Say, for example, that in Java version 9, someone wanted to add support for the ≤ and ≥ characters as operands, which would work exactly like the <= and >= operands, respectively. Would this be possible, since ≤ and ≥ are non-ASCII characters/not part of the standard charset, without destroying portability? Would it be feasible? Do any major programming languages have support for something like this?
Java doesn't allow operator overloading, and since that's a pretty fundamental principle of the language I don't think you'd ever be able to use ≤ or ≥ for <= or >=.
However, Scala (another JVM language) supports both operator overloading and using Unicode characters as identifiers. Here's a sample REPL session where I define

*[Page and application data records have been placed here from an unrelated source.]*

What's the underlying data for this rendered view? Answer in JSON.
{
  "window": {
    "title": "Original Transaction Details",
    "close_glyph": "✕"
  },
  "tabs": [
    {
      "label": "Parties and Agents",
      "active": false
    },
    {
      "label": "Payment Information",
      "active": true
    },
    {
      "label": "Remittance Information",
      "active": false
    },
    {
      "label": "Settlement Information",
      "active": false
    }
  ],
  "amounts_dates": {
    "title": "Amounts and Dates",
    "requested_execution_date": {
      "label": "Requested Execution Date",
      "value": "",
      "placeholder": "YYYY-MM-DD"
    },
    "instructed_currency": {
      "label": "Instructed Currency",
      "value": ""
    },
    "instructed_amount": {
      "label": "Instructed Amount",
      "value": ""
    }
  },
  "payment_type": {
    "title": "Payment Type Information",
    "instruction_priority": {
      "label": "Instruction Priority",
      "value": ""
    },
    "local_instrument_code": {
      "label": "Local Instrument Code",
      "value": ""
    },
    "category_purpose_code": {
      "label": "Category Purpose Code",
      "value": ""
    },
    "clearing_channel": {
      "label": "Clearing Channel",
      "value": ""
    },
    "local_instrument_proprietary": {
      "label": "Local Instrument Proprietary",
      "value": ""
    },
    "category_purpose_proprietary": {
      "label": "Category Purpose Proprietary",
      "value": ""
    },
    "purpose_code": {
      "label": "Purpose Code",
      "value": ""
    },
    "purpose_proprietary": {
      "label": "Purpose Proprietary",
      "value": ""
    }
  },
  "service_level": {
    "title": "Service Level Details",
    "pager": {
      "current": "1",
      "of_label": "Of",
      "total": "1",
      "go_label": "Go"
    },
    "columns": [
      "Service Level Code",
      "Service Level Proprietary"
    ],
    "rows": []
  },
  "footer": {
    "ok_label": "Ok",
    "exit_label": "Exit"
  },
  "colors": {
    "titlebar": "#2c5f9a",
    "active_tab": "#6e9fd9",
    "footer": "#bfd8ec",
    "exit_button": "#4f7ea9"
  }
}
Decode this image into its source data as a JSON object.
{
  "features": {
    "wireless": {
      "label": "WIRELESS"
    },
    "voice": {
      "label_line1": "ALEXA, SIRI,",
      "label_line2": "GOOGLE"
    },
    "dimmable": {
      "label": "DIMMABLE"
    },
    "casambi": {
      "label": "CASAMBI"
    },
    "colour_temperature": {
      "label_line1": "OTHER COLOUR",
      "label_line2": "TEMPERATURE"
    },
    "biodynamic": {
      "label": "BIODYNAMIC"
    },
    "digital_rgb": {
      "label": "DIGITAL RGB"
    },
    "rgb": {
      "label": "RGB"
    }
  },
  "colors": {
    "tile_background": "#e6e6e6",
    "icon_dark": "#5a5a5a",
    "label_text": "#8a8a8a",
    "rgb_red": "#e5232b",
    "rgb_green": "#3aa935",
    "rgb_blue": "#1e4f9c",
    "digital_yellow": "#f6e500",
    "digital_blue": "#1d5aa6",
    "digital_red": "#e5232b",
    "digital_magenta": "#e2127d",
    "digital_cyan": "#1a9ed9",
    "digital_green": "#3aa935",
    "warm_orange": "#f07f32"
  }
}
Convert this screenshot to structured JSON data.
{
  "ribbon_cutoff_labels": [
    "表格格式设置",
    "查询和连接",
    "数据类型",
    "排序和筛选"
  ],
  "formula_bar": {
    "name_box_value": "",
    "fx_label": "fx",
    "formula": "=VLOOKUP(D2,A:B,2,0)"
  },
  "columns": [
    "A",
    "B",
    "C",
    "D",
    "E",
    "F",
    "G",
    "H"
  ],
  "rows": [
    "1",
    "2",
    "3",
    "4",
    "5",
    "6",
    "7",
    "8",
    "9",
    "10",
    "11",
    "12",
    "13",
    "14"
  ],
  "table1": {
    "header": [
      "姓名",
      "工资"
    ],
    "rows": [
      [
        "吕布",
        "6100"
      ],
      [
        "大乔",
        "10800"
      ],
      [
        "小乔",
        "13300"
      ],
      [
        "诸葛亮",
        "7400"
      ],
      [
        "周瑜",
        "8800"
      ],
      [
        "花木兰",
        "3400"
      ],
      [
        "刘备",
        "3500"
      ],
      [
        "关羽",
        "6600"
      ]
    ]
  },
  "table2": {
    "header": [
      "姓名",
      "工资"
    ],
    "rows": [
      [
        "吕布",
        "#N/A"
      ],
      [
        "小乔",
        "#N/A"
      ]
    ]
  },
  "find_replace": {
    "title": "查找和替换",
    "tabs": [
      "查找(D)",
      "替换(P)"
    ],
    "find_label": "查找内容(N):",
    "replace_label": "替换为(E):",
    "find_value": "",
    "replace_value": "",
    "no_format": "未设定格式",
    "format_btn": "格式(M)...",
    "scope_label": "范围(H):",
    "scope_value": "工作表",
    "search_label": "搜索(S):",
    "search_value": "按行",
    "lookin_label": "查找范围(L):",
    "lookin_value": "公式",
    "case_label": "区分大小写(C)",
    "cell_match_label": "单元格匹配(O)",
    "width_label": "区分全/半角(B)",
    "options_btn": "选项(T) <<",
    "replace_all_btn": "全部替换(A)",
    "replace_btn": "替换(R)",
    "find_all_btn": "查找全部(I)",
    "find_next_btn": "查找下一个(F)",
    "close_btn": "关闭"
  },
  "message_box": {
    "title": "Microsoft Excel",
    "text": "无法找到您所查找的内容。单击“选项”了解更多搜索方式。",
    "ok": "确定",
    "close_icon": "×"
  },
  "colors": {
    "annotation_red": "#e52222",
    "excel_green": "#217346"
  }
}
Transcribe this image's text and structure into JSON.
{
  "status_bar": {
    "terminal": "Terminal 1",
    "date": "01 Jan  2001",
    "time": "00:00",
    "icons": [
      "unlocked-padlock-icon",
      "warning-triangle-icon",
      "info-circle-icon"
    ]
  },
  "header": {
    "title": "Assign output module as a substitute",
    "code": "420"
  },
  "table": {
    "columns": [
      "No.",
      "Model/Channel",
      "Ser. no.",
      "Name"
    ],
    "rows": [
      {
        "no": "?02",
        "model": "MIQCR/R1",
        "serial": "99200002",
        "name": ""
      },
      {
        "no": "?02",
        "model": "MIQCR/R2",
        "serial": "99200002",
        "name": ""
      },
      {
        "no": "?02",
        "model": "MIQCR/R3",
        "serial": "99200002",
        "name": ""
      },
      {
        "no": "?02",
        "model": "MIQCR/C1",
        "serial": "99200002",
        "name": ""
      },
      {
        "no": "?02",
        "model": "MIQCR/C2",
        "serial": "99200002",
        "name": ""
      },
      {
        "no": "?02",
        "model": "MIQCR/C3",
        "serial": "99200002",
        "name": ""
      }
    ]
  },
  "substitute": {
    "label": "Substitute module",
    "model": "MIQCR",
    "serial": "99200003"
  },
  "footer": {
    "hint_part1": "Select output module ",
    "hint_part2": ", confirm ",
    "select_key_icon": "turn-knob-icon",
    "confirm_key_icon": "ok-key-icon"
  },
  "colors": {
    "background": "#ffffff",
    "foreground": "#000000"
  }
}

Java already supports non-ascii characters. For instance, the following program compiles just fine:
(Of course, you'll need to use a source file character encoding that contains π)
However, since ≤ and ≥ may not be used in identifiers, introducing them as operators would not break backwards compatibility.
Numerous languages support defining your own operators. After all, the only thing that distinguishes an operator from a function call is the infix notation, i.e. that the operator name appears between rather than before its operands. For an (incomplete) list of such languages, see the wikipedia article on operator overloading.